Please copy each line of the records below that holds the word "author".

Exercise material: Begin

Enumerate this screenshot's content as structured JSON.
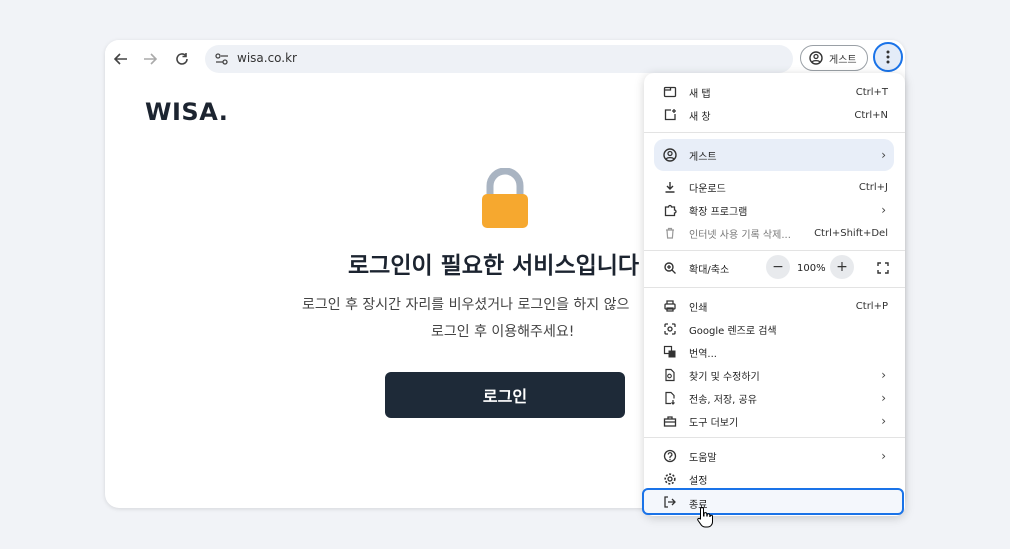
{
  "browser": {
    "url": "wisa.co.kr",
    "guest_label": "게스트"
  },
  "page": {
    "logo": "WISA.",
    "headline": "로그인이 필요한 서비스입니다",
    "desc_line1": "로그인 후 장시간 자리를 비우셨거나 로그인을 하지 않으",
    "desc_line2": "로그인 후 이용해주세요!",
    "login_button": "로그인"
  },
  "menu": {
    "new_tab": {
      "label": "새 탭",
      "shortcut": "Ctrl+T"
    },
    "new_window": {
      "label": "새 창",
      "shortcut": "Ctrl+N"
    },
    "guest": {
      "label": "게스트"
    },
    "downloads": {
      "label": "다운로드",
      "shortcut": "Ctrl+J"
    },
    "extensions": {
      "label": "확장 프로그램"
    },
    "clear_data": {
      "label": "인터넷 사용 기록 삭제...",
      "shortcut": "Ctrl+Shift+Del"
    },
    "zoom": {
      "label": "확대/축소",
      "minus": "−",
      "value": "100%",
      "plus": "+"
    },
    "print": {
      "label": "인쇄",
      "shortcut": "Ctrl+P"
    },
    "lens": {
      "label": "Google 렌즈로 검색"
    },
    "translate": {
      "label": "번역..."
    },
    "find_edit": {
      "label": "찾기 및 수정하기"
    },
    "cast_save_share": {
      "label": "전송, 저장, 공유"
    },
    "more_tools": {
      "label": "도구 더보기"
    },
    "help": {
      "label": "도움말"
    },
    "settings": {
      "label": "설정"
    },
    "exit": {
      "label": "종료"
    }
  },
  "colors": {
    "accent": "#1a73e8",
    "button_dark": "#1e2a38",
    "lock_body": "#f6a82f",
    "lock_shackle": "#a9b4c2"
  }
}
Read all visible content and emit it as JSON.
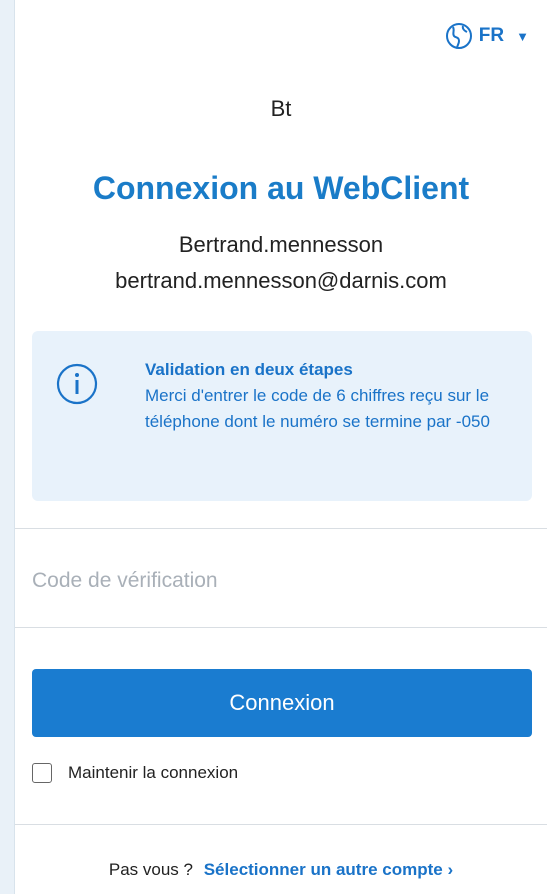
{
  "language": {
    "code": "FR",
    "globe_icon": "globe-icon",
    "caret_icon": "caret-down-icon",
    "caret_glyph": "▼"
  },
  "avatar": {
    "initials": "Bt"
  },
  "title": "Connexion au WebClient",
  "account": {
    "username": "Bertrand.mennesson",
    "email": "bertrand.mennesson@darnis.com"
  },
  "info": {
    "icon": "info-icon",
    "title": "Validation en deux étapes",
    "body": "Merci d'entrer le code de 6 chiffres reçu sur le téléphone dont le numéro se termine par -050"
  },
  "verification": {
    "placeholder": "Code de vérification",
    "value": ""
  },
  "connect_button": "Connexion",
  "remember": {
    "label": "Maintenir la connexion",
    "checked": false
  },
  "footer": {
    "prefix": "Pas vous ?",
    "link": "Sélectionner un autre compte ›"
  },
  "colors": {
    "accent": "#1a7cd0",
    "info_bg": "#e8f2fb"
  }
}
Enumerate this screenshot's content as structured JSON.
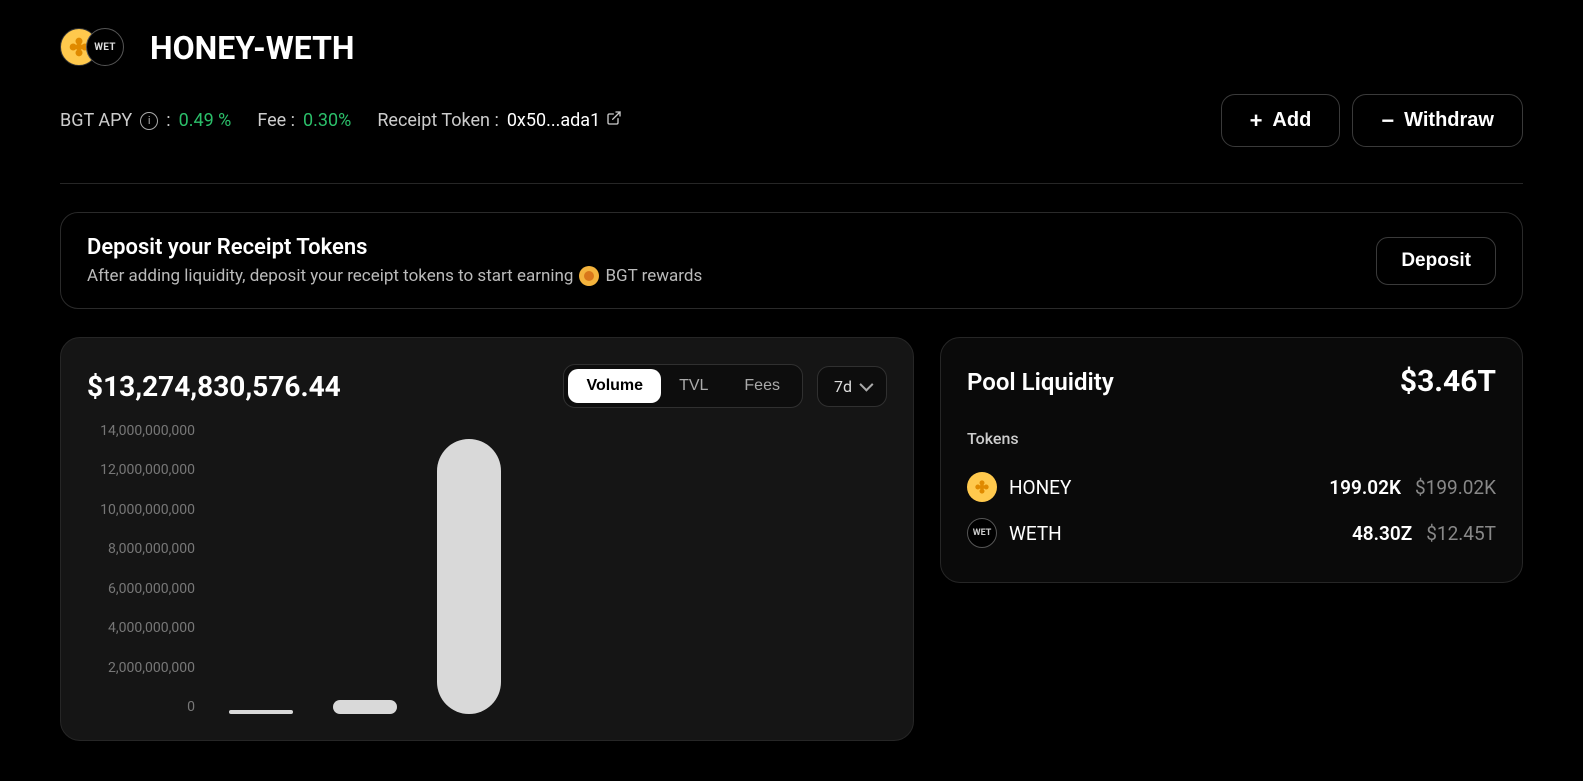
{
  "header": {
    "pool_name": "HONEY-WETH",
    "token_a_name": "HONEY",
    "token_b_label": "WET",
    "bgt_apy_label": "BGT APY",
    "bgt_apy_value": "0.49 %",
    "fee_label": "Fee :",
    "fee_value": "0.30%",
    "receipt_label": "Receipt Token :",
    "receipt_hash": "0x50...ada1",
    "add_label": "Add",
    "withdraw_label": "Withdraw"
  },
  "banner": {
    "title": "Deposit your Receipt Tokens",
    "subtitle_a": "After adding liquidity, deposit your receipt tokens to start earning",
    "subtitle_b": "BGT rewards",
    "button": "Deposit"
  },
  "chart": {
    "value": "$13,274,830,576.44",
    "tabs": {
      "volume": "Volume",
      "tvl": "TVL",
      "fees": "Fees",
      "active": "volume"
    },
    "range": "7d"
  },
  "chart_data": {
    "type": "bar",
    "categories": [
      "",
      "",
      ""
    ],
    "values": [
      50000000,
      700000000,
      13274830576.44
    ],
    "title": "",
    "xlabel": "",
    "ylabel": "",
    "ylim": [
      0,
      14000000000
    ],
    "y_ticks": [
      "14,000,000,000",
      "12,000,000,000",
      "10,000,000,000",
      "8,000,000,000",
      "6,000,000,000",
      "4,000,000,000",
      "2,000,000,000",
      "0"
    ]
  },
  "liquidity": {
    "title": "Pool Liquidity",
    "total": "$3.46T",
    "tokens_label": "Tokens",
    "rows": [
      {
        "symbol": "HONEY",
        "amount": "199.02K",
        "usd": "$199.02K",
        "icon": "honey"
      },
      {
        "symbol": "WETH",
        "amount": "48.30Z",
        "usd": "$12.45T",
        "icon": "weth"
      }
    ]
  }
}
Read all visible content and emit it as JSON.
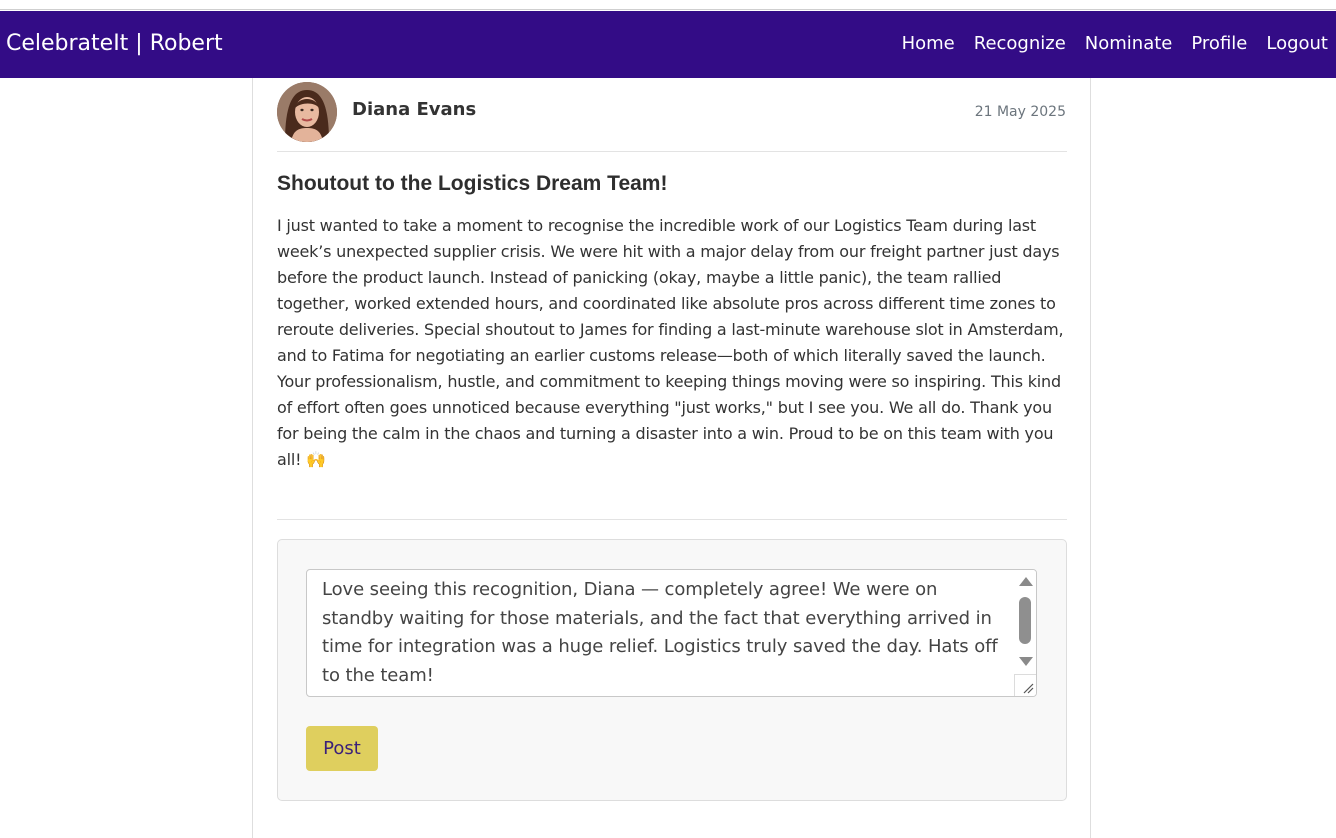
{
  "navbar": {
    "brand": "CelebrateIt | Robert",
    "links": [
      "Home",
      "Recognize",
      "Nominate",
      "Profile",
      "Logout"
    ]
  },
  "post": {
    "author": "Diana Evans",
    "date": "21 May 2025",
    "title": "Shoutout to the Logistics Dream Team!",
    "body": "I just wanted to take a moment to recognise the incredible work of our Logistics Team during last week’s unexpected supplier crisis. We were hit with a major delay from our freight partner just days before the product launch. Instead of panicking (okay, maybe a little panic), the team rallied together, worked extended hours, and coordinated like absolute pros across different time zones to reroute deliveries. Special shoutout to James for finding a last-minute warehouse slot in Amsterdam, and to Fatima for negotiating an earlier customs release—both of which literally saved the launch. Your professionalism, hustle, and commitment to keeping things moving were so inspiring. This kind of effort often goes unnoticed because everything \"just works,\" but I see you. We all do. Thank you for being the calm in the chaos and turning a disaster into a win. Proud to be on this team with you all! 🙌"
  },
  "comment": {
    "value": "Love seeing this recognition, Diana — completely agree! We were on standby waiting for those materials, and the fact that everything arrived in time for integration was a huge relief. Logistics truly saved the day. Hats off to the team!",
    "post_label": "Post"
  },
  "colors": {
    "navbar_bg": "#330c86",
    "post_button_bg": "#dfcf5e",
    "post_button_text": "#3a1f7a"
  }
}
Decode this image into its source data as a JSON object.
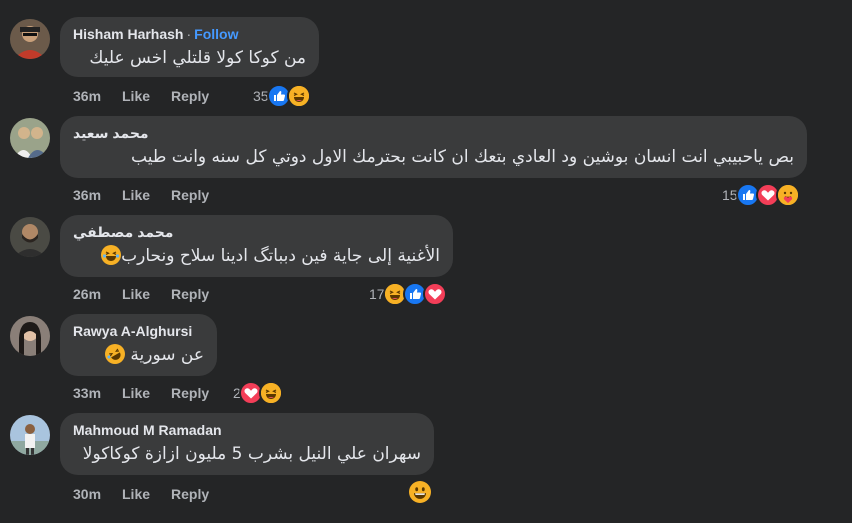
{
  "comments": [
    {
      "author": "Hisham Harhash",
      "separator": "·",
      "follow": "Follow",
      "text": "من كوكا كولا قلتلي اخس عليك",
      "time": "36m",
      "like": "Like",
      "reply": "Reply",
      "reaction_count": "35",
      "reactions": [
        "like-icon",
        "haha-icon"
      ]
    },
    {
      "author": "محمد سعيد",
      "text": "بص ياحبيبي انت انسان بوشين ود العادي بتعك ان كانت بحترمك الاول دوتي كل سنه وانت طيب",
      "time": "36m",
      "like": "Like",
      "reply": "Reply",
      "reaction_count": "15",
      "reactions": [
        "like-icon",
        "love-icon",
        "care-icon"
      ]
    },
    {
      "author": "محمد مصطفي",
      "text": "الأغنية إلى جاية فين دبباتگ ادينا سلاح ونحارب",
      "time": "26m",
      "like": "Like",
      "reply": "Reply",
      "reaction_count": "17",
      "reactions": [
        "haha-icon",
        "like-icon",
        "love-icon"
      ]
    },
    {
      "author": "Rawya A-Alghursi",
      "text": "عن سورية",
      "time": "33m",
      "like": "Like",
      "reply": "Reply",
      "reaction_count": "2",
      "reactions": [
        "love-icon",
        "haha-icon"
      ]
    },
    {
      "author": "Mahmoud M Ramadan",
      "text": "سهران علي النيل بشرب 5 مليون ازازة كوكاكولا",
      "time": "30m",
      "like": "Like",
      "reply": "Reply",
      "reactions": [
        "grin-emoji-icon"
      ]
    }
  ],
  "colors": {
    "background": "#242526",
    "bubble": "#3a3b3c",
    "text": "#e4e6eb",
    "muted": "#b0b3b8",
    "follow": "#4599ff",
    "like": "#1877f2",
    "love": "#f33e58",
    "haha": "#f7b125"
  }
}
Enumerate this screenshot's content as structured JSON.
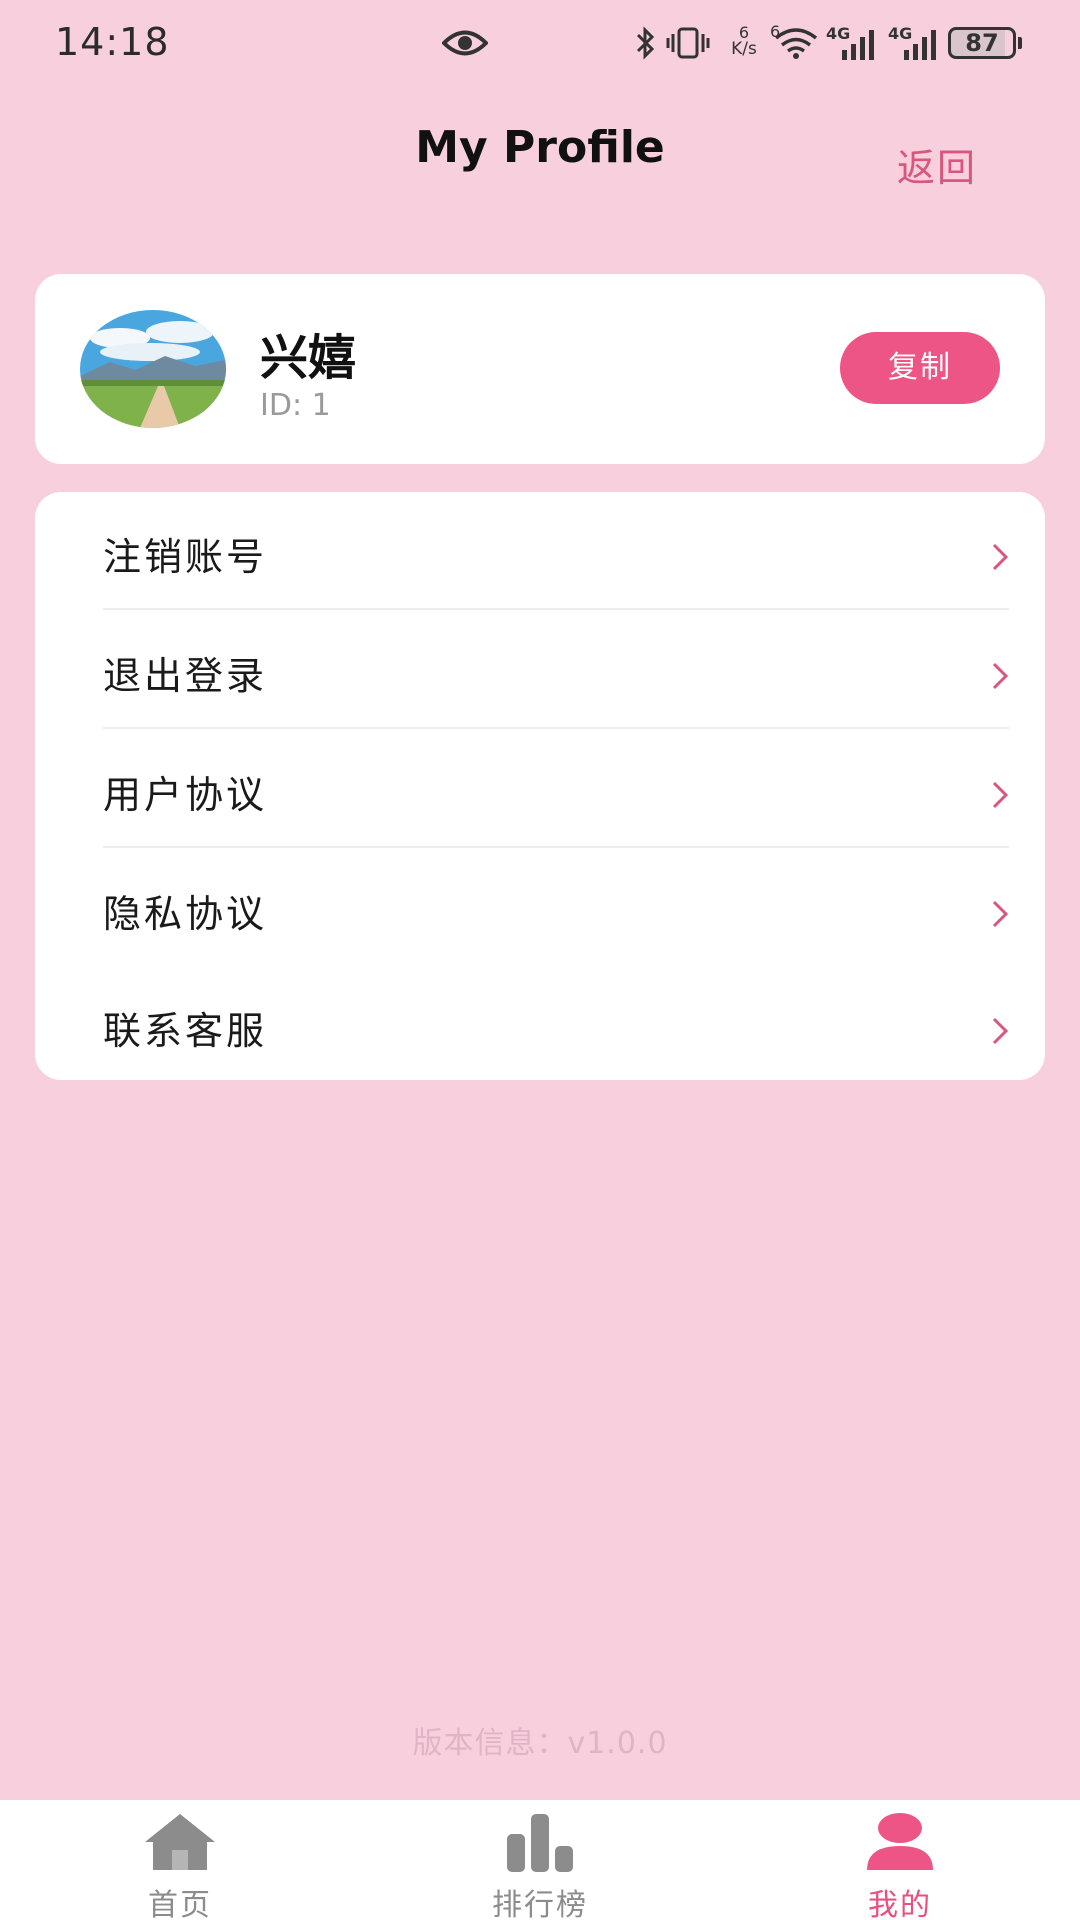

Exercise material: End

• Output of the exercise
    "author": "Diana Evans",
      "author": "Hisham Harhash",
      "author": "محمد سعيد",
      "author": "محمد مصطفي",
      "author": "Rawya A-Alghursi",
      "author": "Mahmoud M Ramadan",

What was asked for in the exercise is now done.